- _Your instructions_: A copy is needed of each line in the records that has the word "name".

- _Data listing_:
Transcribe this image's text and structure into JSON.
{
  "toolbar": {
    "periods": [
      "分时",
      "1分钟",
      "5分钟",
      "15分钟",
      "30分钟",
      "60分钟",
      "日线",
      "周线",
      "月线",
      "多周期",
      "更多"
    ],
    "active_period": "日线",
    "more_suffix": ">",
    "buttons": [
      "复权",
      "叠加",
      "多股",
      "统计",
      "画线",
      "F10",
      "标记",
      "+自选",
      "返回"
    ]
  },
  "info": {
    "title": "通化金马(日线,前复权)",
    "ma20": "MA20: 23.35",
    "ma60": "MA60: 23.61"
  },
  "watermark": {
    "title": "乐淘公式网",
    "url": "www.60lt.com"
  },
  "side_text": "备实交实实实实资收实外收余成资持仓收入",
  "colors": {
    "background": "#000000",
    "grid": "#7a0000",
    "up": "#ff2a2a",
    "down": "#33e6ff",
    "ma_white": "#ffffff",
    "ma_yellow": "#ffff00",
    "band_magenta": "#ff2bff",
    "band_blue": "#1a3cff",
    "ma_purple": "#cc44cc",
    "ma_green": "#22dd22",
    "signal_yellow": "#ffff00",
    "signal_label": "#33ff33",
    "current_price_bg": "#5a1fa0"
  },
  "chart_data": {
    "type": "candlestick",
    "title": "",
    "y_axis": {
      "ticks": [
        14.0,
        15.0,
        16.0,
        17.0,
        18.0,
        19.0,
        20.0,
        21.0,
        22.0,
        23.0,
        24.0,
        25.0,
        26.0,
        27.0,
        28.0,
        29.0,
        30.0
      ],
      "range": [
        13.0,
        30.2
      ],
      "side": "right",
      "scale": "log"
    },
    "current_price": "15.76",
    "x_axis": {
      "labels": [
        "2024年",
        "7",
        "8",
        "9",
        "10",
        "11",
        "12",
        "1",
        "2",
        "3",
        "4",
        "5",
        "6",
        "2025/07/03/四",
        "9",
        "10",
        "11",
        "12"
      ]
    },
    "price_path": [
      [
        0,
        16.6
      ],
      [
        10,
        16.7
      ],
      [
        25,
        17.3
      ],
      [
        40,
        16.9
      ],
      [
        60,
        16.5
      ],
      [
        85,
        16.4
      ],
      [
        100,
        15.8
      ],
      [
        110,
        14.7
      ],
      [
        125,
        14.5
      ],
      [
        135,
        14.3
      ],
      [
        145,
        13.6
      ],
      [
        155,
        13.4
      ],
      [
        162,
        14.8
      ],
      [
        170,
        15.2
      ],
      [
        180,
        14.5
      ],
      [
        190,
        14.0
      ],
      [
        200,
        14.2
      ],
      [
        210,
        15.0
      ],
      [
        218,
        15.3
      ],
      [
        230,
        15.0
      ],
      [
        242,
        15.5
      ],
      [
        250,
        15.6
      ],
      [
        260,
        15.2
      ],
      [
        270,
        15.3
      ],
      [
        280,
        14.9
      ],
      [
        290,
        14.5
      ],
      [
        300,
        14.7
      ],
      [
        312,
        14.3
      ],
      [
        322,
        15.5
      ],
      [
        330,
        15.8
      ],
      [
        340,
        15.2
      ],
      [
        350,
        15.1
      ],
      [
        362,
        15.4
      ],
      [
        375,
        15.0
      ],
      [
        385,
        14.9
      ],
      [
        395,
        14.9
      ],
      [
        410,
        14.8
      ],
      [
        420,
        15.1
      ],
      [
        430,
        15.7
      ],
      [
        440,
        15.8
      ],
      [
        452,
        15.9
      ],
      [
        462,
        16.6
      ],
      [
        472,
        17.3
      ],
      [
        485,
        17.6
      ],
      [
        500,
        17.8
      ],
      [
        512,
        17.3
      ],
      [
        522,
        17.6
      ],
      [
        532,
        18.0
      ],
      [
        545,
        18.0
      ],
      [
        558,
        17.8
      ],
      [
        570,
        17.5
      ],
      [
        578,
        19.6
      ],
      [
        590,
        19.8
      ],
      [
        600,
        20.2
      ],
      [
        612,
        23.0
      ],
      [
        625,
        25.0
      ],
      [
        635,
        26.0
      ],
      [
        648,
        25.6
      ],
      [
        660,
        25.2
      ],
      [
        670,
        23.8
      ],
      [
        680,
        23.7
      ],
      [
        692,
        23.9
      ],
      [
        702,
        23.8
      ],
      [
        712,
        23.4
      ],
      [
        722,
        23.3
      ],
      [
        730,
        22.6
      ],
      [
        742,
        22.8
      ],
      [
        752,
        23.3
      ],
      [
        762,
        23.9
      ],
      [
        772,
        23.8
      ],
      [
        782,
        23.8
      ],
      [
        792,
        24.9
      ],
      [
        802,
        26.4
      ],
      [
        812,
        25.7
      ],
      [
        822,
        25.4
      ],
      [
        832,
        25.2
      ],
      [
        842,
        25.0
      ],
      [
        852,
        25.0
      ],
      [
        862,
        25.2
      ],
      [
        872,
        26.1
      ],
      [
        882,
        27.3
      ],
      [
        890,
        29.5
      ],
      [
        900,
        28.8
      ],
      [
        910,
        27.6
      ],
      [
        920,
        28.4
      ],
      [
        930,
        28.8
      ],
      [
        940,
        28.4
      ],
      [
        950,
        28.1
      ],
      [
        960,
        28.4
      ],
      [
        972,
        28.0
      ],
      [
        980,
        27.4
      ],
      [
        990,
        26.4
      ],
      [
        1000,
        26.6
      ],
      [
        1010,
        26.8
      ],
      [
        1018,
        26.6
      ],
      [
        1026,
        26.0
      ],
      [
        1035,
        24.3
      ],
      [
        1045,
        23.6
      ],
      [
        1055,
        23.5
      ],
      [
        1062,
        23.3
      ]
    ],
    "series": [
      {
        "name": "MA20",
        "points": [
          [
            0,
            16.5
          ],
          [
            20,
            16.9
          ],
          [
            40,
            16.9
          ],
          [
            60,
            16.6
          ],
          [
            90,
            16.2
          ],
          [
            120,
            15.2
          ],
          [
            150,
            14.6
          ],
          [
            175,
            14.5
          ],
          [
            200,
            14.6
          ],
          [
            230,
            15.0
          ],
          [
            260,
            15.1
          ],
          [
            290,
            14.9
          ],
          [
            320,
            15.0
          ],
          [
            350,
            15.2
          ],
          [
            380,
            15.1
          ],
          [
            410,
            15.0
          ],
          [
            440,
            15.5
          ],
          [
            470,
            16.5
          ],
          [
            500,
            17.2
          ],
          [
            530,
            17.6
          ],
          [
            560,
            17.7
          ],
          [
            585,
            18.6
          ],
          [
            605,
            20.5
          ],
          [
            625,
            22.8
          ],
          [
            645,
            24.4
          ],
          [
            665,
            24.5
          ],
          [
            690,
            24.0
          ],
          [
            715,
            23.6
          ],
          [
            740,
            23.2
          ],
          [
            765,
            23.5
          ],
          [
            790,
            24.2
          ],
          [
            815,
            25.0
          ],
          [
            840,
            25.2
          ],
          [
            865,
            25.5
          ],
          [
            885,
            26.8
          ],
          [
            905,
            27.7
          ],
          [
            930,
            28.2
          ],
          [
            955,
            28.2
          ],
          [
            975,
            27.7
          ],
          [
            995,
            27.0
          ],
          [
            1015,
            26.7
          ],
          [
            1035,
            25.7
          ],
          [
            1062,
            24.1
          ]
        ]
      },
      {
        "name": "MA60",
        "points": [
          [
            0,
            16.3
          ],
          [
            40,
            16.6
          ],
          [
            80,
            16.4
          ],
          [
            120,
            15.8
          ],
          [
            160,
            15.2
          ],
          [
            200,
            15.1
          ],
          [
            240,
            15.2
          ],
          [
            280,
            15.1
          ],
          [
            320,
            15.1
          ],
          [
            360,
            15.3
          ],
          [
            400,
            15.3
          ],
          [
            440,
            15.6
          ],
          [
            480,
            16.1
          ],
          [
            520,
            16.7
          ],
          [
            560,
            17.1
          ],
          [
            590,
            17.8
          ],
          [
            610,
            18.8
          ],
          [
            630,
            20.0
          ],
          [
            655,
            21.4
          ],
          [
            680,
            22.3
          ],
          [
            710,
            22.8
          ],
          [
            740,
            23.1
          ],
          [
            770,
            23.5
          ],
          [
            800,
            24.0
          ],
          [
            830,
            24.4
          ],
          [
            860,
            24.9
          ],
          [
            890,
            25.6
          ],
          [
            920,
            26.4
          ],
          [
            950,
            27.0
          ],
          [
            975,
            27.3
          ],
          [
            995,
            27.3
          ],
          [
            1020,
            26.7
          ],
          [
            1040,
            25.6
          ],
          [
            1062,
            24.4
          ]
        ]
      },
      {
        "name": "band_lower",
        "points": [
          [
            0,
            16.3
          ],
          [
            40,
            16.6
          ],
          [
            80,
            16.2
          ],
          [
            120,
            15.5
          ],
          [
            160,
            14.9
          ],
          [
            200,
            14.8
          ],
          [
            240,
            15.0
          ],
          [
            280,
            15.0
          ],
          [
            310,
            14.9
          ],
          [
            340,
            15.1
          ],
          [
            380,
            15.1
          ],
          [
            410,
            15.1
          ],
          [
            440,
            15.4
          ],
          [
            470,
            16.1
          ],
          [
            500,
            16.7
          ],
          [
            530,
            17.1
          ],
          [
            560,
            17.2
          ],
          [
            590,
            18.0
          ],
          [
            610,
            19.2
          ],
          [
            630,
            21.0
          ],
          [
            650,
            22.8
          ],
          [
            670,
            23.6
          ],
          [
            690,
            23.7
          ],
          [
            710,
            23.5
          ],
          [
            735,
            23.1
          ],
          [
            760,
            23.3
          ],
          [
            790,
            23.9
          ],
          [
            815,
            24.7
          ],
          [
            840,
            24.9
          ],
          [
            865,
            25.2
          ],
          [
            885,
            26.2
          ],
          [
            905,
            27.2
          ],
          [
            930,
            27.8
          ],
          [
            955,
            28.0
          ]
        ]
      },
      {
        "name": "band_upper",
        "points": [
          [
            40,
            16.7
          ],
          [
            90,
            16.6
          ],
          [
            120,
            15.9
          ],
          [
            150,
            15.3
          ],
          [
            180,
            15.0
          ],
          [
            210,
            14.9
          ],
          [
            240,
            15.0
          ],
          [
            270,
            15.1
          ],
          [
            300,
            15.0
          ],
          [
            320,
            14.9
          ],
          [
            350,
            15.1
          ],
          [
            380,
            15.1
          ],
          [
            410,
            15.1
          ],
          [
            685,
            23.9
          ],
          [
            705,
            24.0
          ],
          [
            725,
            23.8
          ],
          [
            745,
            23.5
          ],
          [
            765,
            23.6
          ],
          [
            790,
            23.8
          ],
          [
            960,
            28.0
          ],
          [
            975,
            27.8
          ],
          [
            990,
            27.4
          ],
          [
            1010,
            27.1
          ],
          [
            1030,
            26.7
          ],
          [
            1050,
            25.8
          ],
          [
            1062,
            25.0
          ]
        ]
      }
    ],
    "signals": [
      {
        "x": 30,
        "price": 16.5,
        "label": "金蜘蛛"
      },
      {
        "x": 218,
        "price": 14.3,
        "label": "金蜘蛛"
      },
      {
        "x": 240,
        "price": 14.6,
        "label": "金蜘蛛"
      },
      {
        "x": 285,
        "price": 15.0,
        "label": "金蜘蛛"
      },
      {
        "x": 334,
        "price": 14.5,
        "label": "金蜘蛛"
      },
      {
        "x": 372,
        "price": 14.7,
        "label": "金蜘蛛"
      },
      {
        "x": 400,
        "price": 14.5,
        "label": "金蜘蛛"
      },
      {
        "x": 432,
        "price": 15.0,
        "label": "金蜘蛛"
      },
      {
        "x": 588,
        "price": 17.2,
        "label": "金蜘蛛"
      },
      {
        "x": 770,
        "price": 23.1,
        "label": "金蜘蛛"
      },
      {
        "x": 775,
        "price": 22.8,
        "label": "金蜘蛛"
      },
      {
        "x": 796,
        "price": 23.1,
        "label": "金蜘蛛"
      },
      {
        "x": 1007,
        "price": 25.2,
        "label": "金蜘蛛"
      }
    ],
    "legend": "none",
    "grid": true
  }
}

- _Exercise solution_:
        "name": "MA20",
        "name": "MA60",
        "name": "band_lower",
        "name": "band_upper",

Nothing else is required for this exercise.